Gengish has united the tribes - can he keep them together when his army of nomads faces siege warfare against the walled Chin cities?
"Lords of the Bow" is the second book in Conn Iggulden's series about Gengish Khan. What made the first book, "Wolf of the Plains", fascinating was the story of how and why the young Temujin of the Wolves became the ruthless conqueror. In "LotB", he is the khan of the Mongols and his fast, mobile army of archers must find a way to defeat something they have never even seen before: cities and fortresses. Battles take centre stage - yet the truly interesting scenes are the moments where the great khan is puzzled by the task of raising his sons or wonders how (or if) he can rule his two wives. These personal struggles remain on the background, but that could be seen as a reflection of Gengish's priorities. The unembellished, straightforward writing might not add to the reading experience but is a good match for the gritty, brutal story.

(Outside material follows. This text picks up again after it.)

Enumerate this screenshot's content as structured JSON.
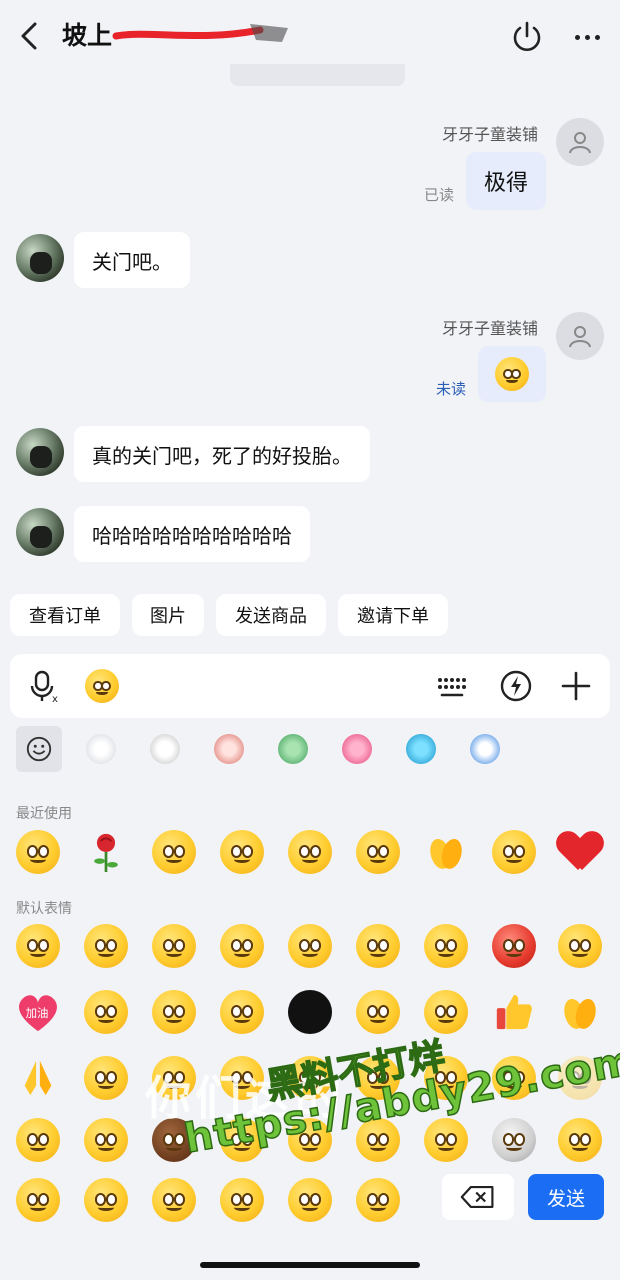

While those looking for beautiful prose or detailed description of everyday life on the Mongolian plains will not be entirely satisfied with "Lords of the Bow", I would certainly recommend it to fans of fast-paced, action-packed historical fiction.